User experience is in fact at the very heart of a Website.

Research the user, understand their needs, set some goals, set information priority and set a pathway that achieves this in the most painless way as possible. Better to have an aesthetically challenged site that was easy for the user to use then a good looking site that doesn’t hit its aims and objectives.

And you see thats normally where I find Designers and Web guys that care about UX differ. A designer thinks a good looking site is what matters, when in reality it goes:
1) Content
2) User Experience
3) Aesthetics

Design is last on the list! How a user interacts with your site is most important. I’ve lost count of the times a designer has wanted to add something to my wireframe because he “saw it on another site and it looks cool”.

For a website, user experience is everything. With the user a site useless. It is core to every site.

Underrated WordPress Plugins

Long have gone the days when WordPress was seen as a lightweight CMS, it took many years for people to believe they could do more then just with a WordPress install. I’m sure I don’t have to tell you those days are long gone. With the 3.8 update, the core of WordPress has pushed itself once again, forward and (and this is my opinion) has given a definitive answer to the age old debate ‘which CMS is best?’.

There are fanboys of each CMS of course and having spent many years in Joomla (and still do) I have found myself in the last few years preferring WordPress. Why? Well Joomla is a good CMS solution, and it has many decent pre built solutions to use with its core.

So why do I prefer WordPress? Partly personal preference but also because the core allows for a lot of adding in functionality and being able to bend it how you see fit. Which turns a run of the mill site into, well whatever you want your site to be.
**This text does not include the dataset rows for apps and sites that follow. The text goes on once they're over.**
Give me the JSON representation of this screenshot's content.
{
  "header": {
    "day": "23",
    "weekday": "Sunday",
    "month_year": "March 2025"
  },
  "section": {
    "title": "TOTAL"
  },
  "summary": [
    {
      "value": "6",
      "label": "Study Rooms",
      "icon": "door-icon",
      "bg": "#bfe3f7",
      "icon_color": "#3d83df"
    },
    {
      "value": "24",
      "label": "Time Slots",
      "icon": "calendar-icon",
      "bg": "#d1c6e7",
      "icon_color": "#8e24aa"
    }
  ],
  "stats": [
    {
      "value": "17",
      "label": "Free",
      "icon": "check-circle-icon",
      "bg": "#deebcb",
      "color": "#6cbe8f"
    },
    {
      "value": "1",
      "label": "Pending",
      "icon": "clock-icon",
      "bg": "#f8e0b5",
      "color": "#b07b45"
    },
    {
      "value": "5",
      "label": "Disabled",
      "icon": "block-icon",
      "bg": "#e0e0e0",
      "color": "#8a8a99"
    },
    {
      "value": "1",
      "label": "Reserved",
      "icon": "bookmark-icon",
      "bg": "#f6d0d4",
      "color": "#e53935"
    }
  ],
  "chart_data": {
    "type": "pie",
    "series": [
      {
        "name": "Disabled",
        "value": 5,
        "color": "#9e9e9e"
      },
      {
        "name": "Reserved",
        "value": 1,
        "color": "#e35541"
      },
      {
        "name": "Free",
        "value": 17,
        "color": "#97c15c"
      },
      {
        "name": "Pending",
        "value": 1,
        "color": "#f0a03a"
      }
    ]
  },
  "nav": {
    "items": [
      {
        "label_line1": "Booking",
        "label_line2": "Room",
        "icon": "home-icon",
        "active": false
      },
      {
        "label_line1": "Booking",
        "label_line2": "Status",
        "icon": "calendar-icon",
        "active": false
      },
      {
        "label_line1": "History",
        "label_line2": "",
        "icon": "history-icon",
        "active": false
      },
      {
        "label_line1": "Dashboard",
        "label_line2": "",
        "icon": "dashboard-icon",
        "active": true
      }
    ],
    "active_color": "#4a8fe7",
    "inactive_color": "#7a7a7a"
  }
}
To help extend WordPress here are four plugins I’ve found very helpful in some of the complex sites I have built in the past, but perhaps haven’t had the spotlight like the more glamorous plugins.

Advanced Custom Fields
It isn’t often that I will build a WordPress site with whats supplied. It carries the basics but more often then not your custom posts or pages need extra info on them. ACF is brilliant at easily adding whatever extra options are needed on the backend for a post. For instance you could create member profiles. There are also great extras like ‘conditions’. Which is handy for revealing extra options depending on a previous selection, for instance in a member profile, for finding a current town of residence. You could start with which country, which when selected would bring up a selection of cities in the next option.

Another great plugin that adds dynamic options on the backend. You can turn a designated custom post into another custom posts taxonomies allowing for dynamic relationships on the fly. For instance, if in creating our member profiles we had a need to add departments, but those departments might change. You can add a ‘department’ custom post, create a department and it would automatically show up on a profiles department selection option.

Posts to Posts
Again another relationship plugin, this one has a slightly different flavour. With this you can basically add a relationship between two posts. Allowing for a ‘related products’ style link but with the option to select specific posts to relate. So you could have a ‘related members’ section at the bottom of our members profile.

Yoast SEO
I think this SEO plugin has become a staple in most peoples builds. It basically is an all singing all dancing SEO solution, allowing for specifics on each post and page as well as some of the standard, site map generation and content analysis insight. Don’t leave home without it.

Add a couple of these plugins together and you can make WordPress do whatever you like.